TASK OBJECTIVE: In the entries below, how many lines hold the string "icon"? Answer with the number only.

-*-

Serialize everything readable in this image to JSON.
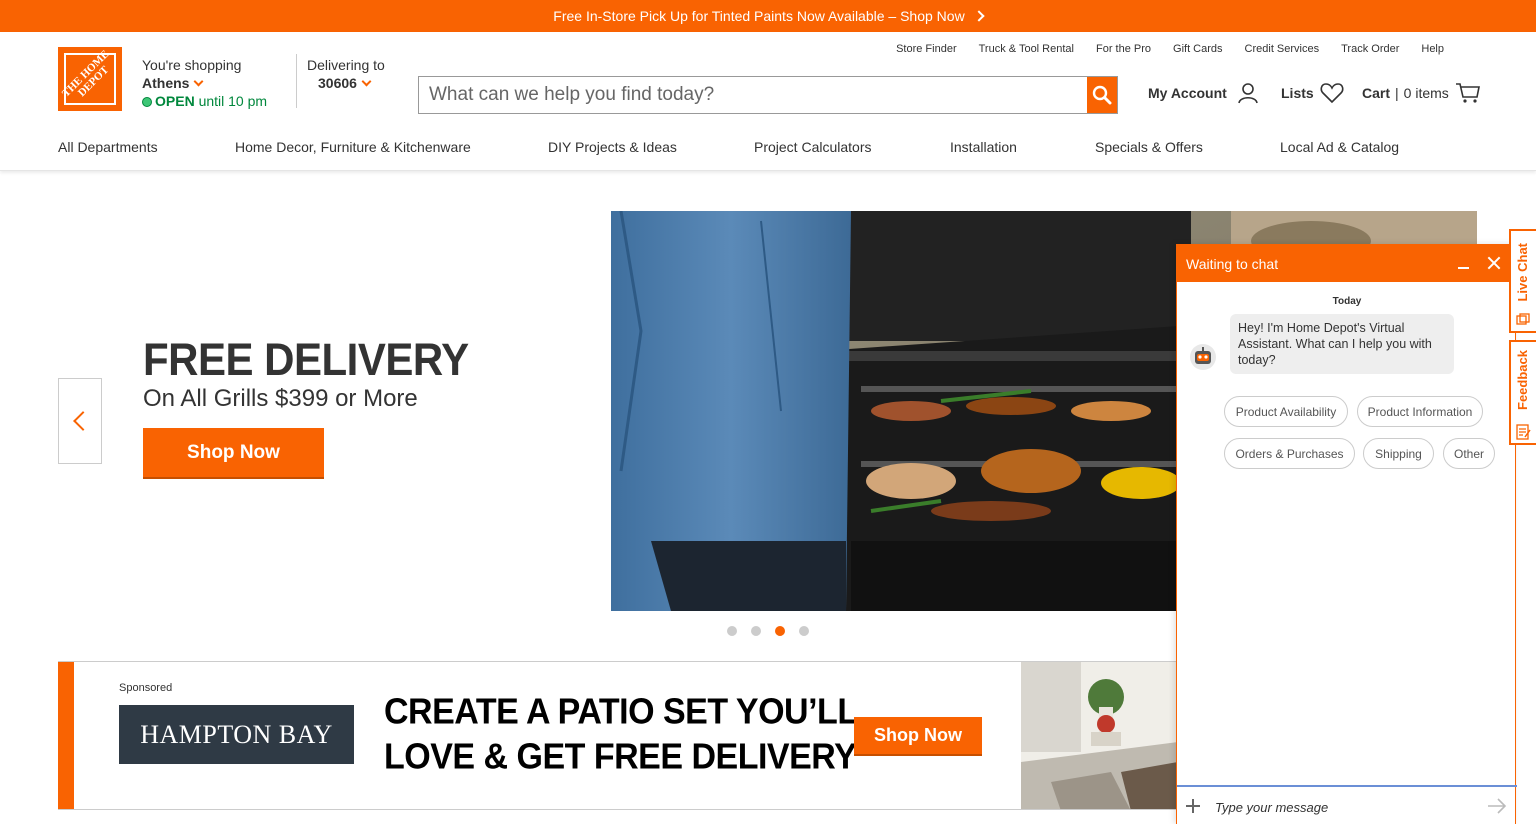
{
  "promo": {
    "text": "Free In-Store Pick Up for Tinted Paints Now Available – Shop Now"
  },
  "logo": {
    "text": "THE HOME DEPOT"
  },
  "store": {
    "label": "You're shopping",
    "city": "Athens",
    "status": "OPEN",
    "hours": "until 10 pm"
  },
  "delivery": {
    "label": "Delivering to",
    "zip": "30606"
  },
  "utility_links": [
    "Store Finder",
    "Truck & Tool Rental",
    "For the Pro",
    "Gift Cards",
    "Credit Services",
    "Track Order",
    "Help"
  ],
  "search": {
    "placeholder": "What can we help you find today?"
  },
  "account": {
    "label": "My Account"
  },
  "lists": {
    "label": "Lists"
  },
  "cart": {
    "label": "Cart",
    "count_text": "0 items"
  },
  "nav": [
    "All Departments",
    "Home Decor, Furniture & Kitchenware",
    "DIY Projects & Ideas",
    "Project Calculators",
    "Installation",
    "Specials & Offers",
    "Local Ad & Catalog"
  ],
  "hero": {
    "title": "FREE DELIVERY",
    "subtitle": "On All Grills $399 or More",
    "button": "Shop Now",
    "slide_count": 4,
    "active_slide": 3
  },
  "sponsored": {
    "label": "Sponsored",
    "brand": "HAMPTON BAY",
    "headline_line1": "CREATE A PATIO SET YOU’LL",
    "headline_line2": "LOVE & GET FREE DELIVERY",
    "button": "Shop Now"
  },
  "chat": {
    "title": "Waiting to chat",
    "day": "Today",
    "message": "Hey! I'm Home Depot's Virtual Assistant. What can I help you with today?",
    "options": [
      "Product Availability",
      "Product Information",
      "Orders & Purchases",
      "Shipping",
      "Other"
    ],
    "input_placeholder": "Type your message"
  },
  "side_tabs": {
    "live_chat": "Live Chat",
    "feedback": "Feedback"
  },
  "colors": {
    "brand": "#f96302",
    "open_green": "#00873c",
    "text": "#333333"
  }
}
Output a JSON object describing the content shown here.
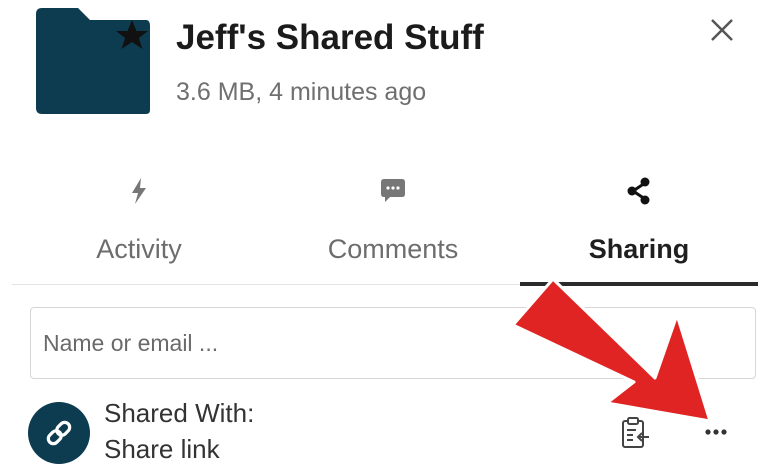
{
  "header": {
    "title": "Jeff's Shared Stuff",
    "subtitle": "3.6 MB, 4 minutes ago",
    "folder_icon": "folder-star-icon",
    "close_icon": "close-icon"
  },
  "tabs": [
    {
      "label": "Activity",
      "icon": "lightning-icon",
      "active": false
    },
    {
      "label": "Comments",
      "icon": "comment-icon",
      "active": false
    },
    {
      "label": "Sharing",
      "icon": "share-icon",
      "active": true
    }
  ],
  "sharing": {
    "input_placeholder": "Name or email ...",
    "input_value": "",
    "entries": [
      {
        "line1": "Shared With:",
        "line2": "Share link",
        "icon": "link-icon"
      }
    ]
  },
  "colors": {
    "folder": "#0d3c51",
    "annotation_arrow": "#e02424",
    "active_tab_underline": "#2b2b2b"
  }
}
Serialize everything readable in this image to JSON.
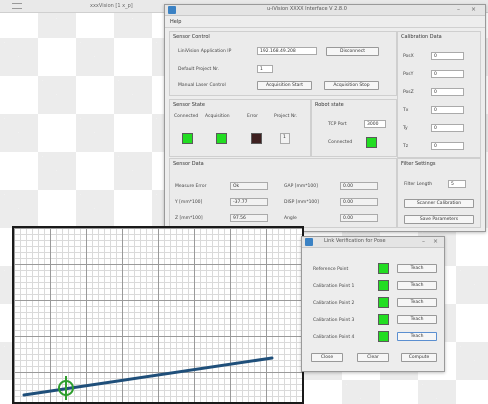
{
  "background_window": {
    "title": "xxxVision [1 x_p]"
  },
  "main_window": {
    "title": "u-iVision XXXX Interface V 2.8.0",
    "menu": [
      "Help"
    ],
    "sensor_control": {
      "title": "Sensor Control",
      "ip_label": "LiniVision Application IP",
      "ip_value": "192.168.49.208",
      "disconnect_label": "Disconnect",
      "project_label": "Default Project Nr.",
      "project_value": "1",
      "manual_label": "Manual Laser Control",
      "acq_start_label": "Acquisition Start",
      "acq_stop_label": "Acquisition Stop"
    },
    "sensor_state": {
      "title": "Sensor State",
      "connected_label": "Connected",
      "acquisition_label": "Acquisition",
      "error_label": "Error",
      "project_label": "Project Nr.",
      "project_value": "1",
      "led_colors": {
        "ok": "#22dd22",
        "error": "#3e2020"
      }
    },
    "robot_state": {
      "title": "Robot state",
      "port_label": "TCP Port",
      "port_value": "3000",
      "connected_label": "Connected"
    },
    "calibration_data": {
      "title": "Calibration Data",
      "rows": [
        {
          "label": "PosX",
          "value": "0"
        },
        {
          "label": "PosY",
          "value": "0"
        },
        {
          "label": "PosZ",
          "value": "0"
        },
        {
          "label": "Tx",
          "value": "0"
        },
        {
          "label": "Ty",
          "value": "0"
        },
        {
          "label": "Tz",
          "value": "0"
        }
      ]
    },
    "sensor_data": {
      "title": "Sensor Data",
      "measure_error_label": "Measure Error",
      "measure_error_value": "Ok",
      "gap_label": "GAP [mm*100]",
      "gap_value": "0.00",
      "y_label": "Y [mm*100]",
      "y_value": "-37.77",
      "disp_label": "DISP [mm*100]",
      "disp_value": "0.00",
      "z_label": "Z [mm*100]",
      "z_value": "97.56",
      "angle_label": "Angle",
      "angle_value": "0.00"
    },
    "filter_settings": {
      "title": "Filter Settings",
      "length_label": "Filter Length",
      "length_value": "5",
      "scanner_calib_label": "Scanner Calibration",
      "save_params_label": "Save Parameters"
    }
  },
  "calib_dialog": {
    "title": "Link Verification for Pose",
    "rows": [
      {
        "label": "Reference Point",
        "button": "Teach"
      },
      {
        "label": "Calibration Point 1",
        "button": "Teach"
      },
      {
        "label": "Calibration Point 2",
        "button": "Teach"
      },
      {
        "label": "Calibration Point 3",
        "button": "Teach"
      },
      {
        "label": "Calibration Point 4",
        "button": "Teach"
      }
    ],
    "close_label": "Close",
    "clear_label": "Clear",
    "compute_label": "Compute"
  },
  "colors": {
    "accent_led": "#22dd22",
    "profile_line": "#1f4f7a",
    "marker": "#2e9e2e"
  }
}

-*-

YOUR RESPONSE: 6